I thought I would try to contribute some materials to this discussion. I suppose I should provide a more substantive contribution, but I'm feeling lazy. Sorry

Robot Hugs Webcomic about how too many movies write women: http://www.robot-hugs.com/pitch/

In terms of recent movies, I think Black Panther was just as amazing for its female characters, as it was for its Afrofuturism. Merely the act of having more than one female character felt oddly revolutionary. By doing so, the characters were able to be so much more interesting than the stereotypical Strong Female Character, because the movie didn't just have this one woman character who has to represent all women everywhere. So we get Nakia who wants to open Wakanda to the outside world and has no problem talking smack to T'Challa, Okoye, the faithful general who wants Wakanda to stay closed to the outside world, Ramonda the maternal figure, and Shuri, who is freaking adorable and is the smartest person in the MCU according to those involved in it. The smartest person in the MCU isn't Tony or Bruce; it's a sixteen-year-old black girl.

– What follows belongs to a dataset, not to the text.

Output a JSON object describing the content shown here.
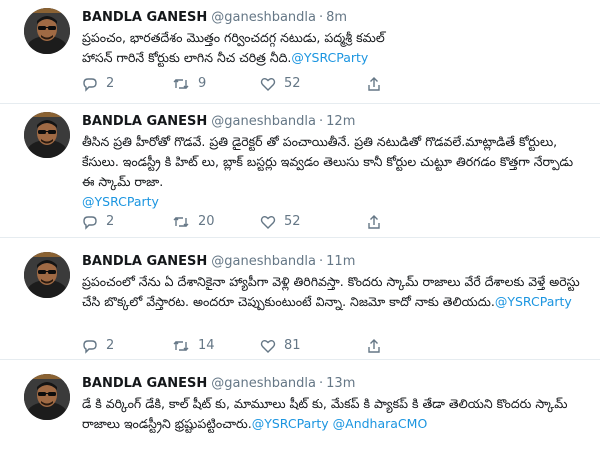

Though to add to all the stuff about Fridging and Sexy Lamps, there's another pernicious trope afflicted on female characters.

Amy from Gone Girl defines the trope:

Being the Cool Girl means I am a hot, brilliant, funny woman who adores football, poker, dirty jokes, and burping, who plays video games, drinks cheap beer, loves threesomes and anal sex, and jams hot dogs and hamburgers into her mouth like she’s hosting the world’s biggest culinary gang bang while somehow maintaining a size 2, because Cool Girls are above all hot. Hot and understanding. Cool Girls never get angry; they only smile in a chagrined, loving manner and let their men do whatever they want. Go ahead, shit on me, I don’t mind, I’m the Cool Girl.
And it's totally okay if you want to have a female character who likes cheap beer and hot dogs. The problem is with the Cool Girl trope is the same that afflicts the Manic Pixie Dream Girl: both feels like a creation from a male fantasy, rather than an actual character with any kind of inner life, hopes and dreams whatsoever.